**ASSIGNED TASK:**
Copy each line below as written, but skip the pictures.

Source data
>>>>>

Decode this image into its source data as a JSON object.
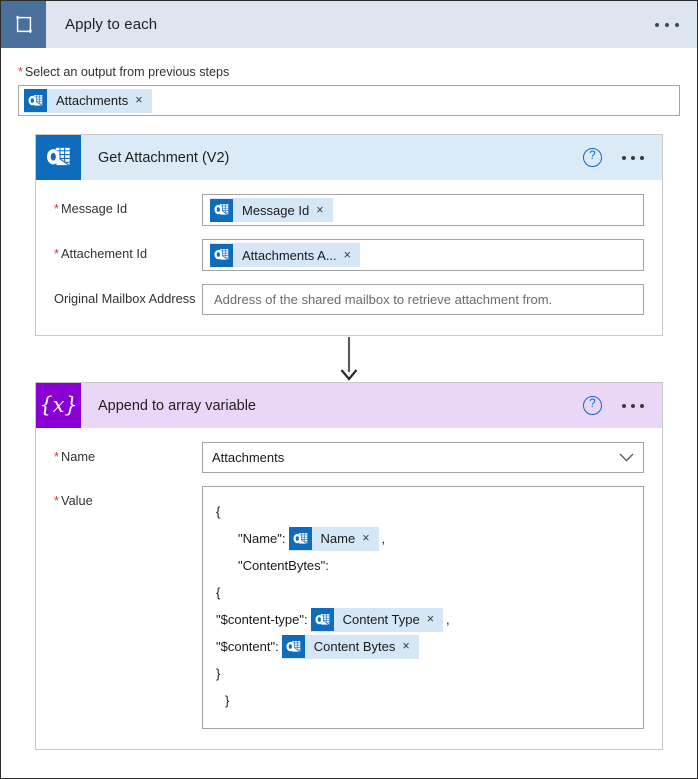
{
  "loop": {
    "title": "Apply to each",
    "icon": "loop-icon",
    "menu_icon": "ellipsis-icon",
    "output_field": {
      "label": "Select an output from previous steps",
      "required_marker": "*",
      "token": {
        "label": "Attachments",
        "icon": "outlook-icon",
        "remove": "×"
      }
    }
  },
  "get_attachment_card": {
    "title": "Get Attachment (V2)",
    "icon": "outlook-icon",
    "help_label": "?",
    "menu_icon": "ellipsis-icon",
    "fields": [
      {
        "label": "Message Id",
        "required_marker": "*",
        "token": {
          "label": "Message Id",
          "icon": "outlook-icon",
          "remove": "×"
        }
      },
      {
        "label": "Attachement Id",
        "required_marker": "*",
        "token": {
          "label": "Attachments A...",
          "icon": "outlook-icon",
          "remove": "×"
        }
      },
      {
        "label": "Original Mailbox Address",
        "required_marker": "",
        "placeholder": "Address of the shared mailbox to retrieve attachment from.",
        "value": ""
      }
    ]
  },
  "connector": {
    "icon": "down-arrow-icon"
  },
  "append_card": {
    "title": "Append to array variable",
    "icon": "variable-icon",
    "icon_glyph": "{x}",
    "help_label": "?",
    "menu_icon": "ellipsis-icon",
    "name_field": {
      "label": "Name",
      "required_marker": "*",
      "value": "Attachments",
      "chevron_icon": "chevron-down-icon"
    },
    "value_field": {
      "label": "Value",
      "required_marker": "*",
      "lines": [
        {
          "indent": 0,
          "before": "{",
          "token": null,
          "after": ""
        },
        {
          "indent": 1,
          "before": "\"Name\":",
          "token": {
            "label": "Name",
            "icon": "outlook-icon",
            "remove": "×"
          },
          "after": ","
        },
        {
          "indent": 1,
          "before": "\"ContentBytes\":",
          "token": null,
          "after": ""
        },
        {
          "indent": 0,
          "before": "{",
          "token": null,
          "after": ""
        },
        {
          "indent": 0,
          "before": "\"$content-type\":",
          "token": {
            "label": "Content Type",
            "icon": "outlook-icon",
            "remove": "×"
          },
          "after": ","
        },
        {
          "indent": 0,
          "before": "\"$content\":",
          "token": {
            "label": "Content Bytes",
            "icon": "outlook-icon",
            "remove": "×"
          },
          "after": ""
        },
        {
          "indent": 0,
          "before": "}",
          "token": null,
          "after": ""
        },
        {
          "indent": 0,
          "before": " }",
          "token": null,
          "after": ""
        }
      ]
    }
  },
  "colors": {
    "loop_header_bg": "#dee5ef",
    "loop_icon_bg": "#4a6f9b",
    "outlook_blue": "#0f6cbd",
    "outlook_header_bg": "#daeaf7",
    "variable_purple": "#8a00d4",
    "variable_header_bg": "#ead6f7",
    "token_chip_bg": "#d5e7f7",
    "required_red": "#d13438",
    "help_blue": "#1268c3"
  }
}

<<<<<

**RESPONSE AREA:**
Decode this image into its source data as a JSON object.
{
  "loop": {
    "title": "Apply to each",
    "icon": "loop-icon",
    "menu_icon": "ellipsis-icon",
    "output_field": {
      "label": "Select an output from previous steps",
      "required_marker": "*",
      "token": {
        "label": "Attachments",
        "icon": "outlook-icon",
        "remove": "×"
      }
    }
  },
  "get_attachment_card": {
    "title": "Get Attachment (V2)",
    "icon": "outlook-icon",
    "help_label": "?",
    "menu_icon": "ellipsis-icon",
    "fields": [
      {
        "label": "Message Id",
        "required_marker": "*",
        "token": {
          "label": "Message Id",
          "icon": "outlook-icon",
          "remove": "×"
        }
      },
      {
        "label": "Attachement Id",
        "required_marker": "*",
        "token": {
          "label": "Attachments A...",
          "icon": "outlook-icon",
          "remove": "×"
        }
      },
      {
        "label": "Original Mailbox Address",
        "required_marker": "",
        "placeholder": "Address of the shared mailbox to retrieve attachment from.",
        "value": ""
      }
    ]
  },
  "connector": {
    "icon": "down-arrow-icon"
  },
  "append_card": {
    "title": "Append to array variable",
    "icon": "variable-icon",
    "icon_glyph": "{x}",
    "help_label": "?",
    "menu_icon": "ellipsis-icon",
    "name_field": {
      "label": "Name",
      "required_marker": "*",
      "value": "Attachments",
      "chevron_icon": "chevron-down-icon"
    },
    "value_field": {
      "label": "Value",
      "required_marker": "*",
      "lines": [
        {
          "indent": 0,
          "before": "{",
          "token": null,
          "after": ""
        },
        {
          "indent": 1,
          "before": "\"Name\":",
          "token": {
            "label": "Name",
            "icon": "outlook-icon",
            "remove": "×"
          },
          "after": ","
        },
        {
          "indent": 1,
          "before": "\"ContentBytes\":",
          "token": null,
          "after": ""
        },
        {
          "indent": 0,
          "before": "{",
          "token": null,
          "after": ""
        },
        {
          "indent": 0,
          "before": "\"$content-type\":",
          "token": {
            "label": "Content Type",
            "icon": "outlook-icon",
            "remove": "×"
          },
          "after": ","
        },
        {
          "indent": 0,
          "before": "\"$content\":",
          "token": {
            "label": "Content Bytes",
            "icon": "outlook-icon",
            "remove": "×"
          },
          "after": ""
        },
        {
          "indent": 0,
          "before": "}",
          "token": null,
          "after": ""
        },
        {
          "indent": 0,
          "before": " }",
          "token": null,
          "after": ""
        }
      ]
    }
  },
  "colors": {
    "loop_header_bg": "#dee5ef",
    "loop_icon_bg": "#4a6f9b",
    "outlook_blue": "#0f6cbd",
    "outlook_header_bg": "#daeaf7",
    "variable_purple": "#8a00d4",
    "variable_header_bg": "#ead6f7",
    "token_chip_bg": "#d5e7f7",
    "required_red": "#d13438",
    "help_blue": "#1268c3"
  }
}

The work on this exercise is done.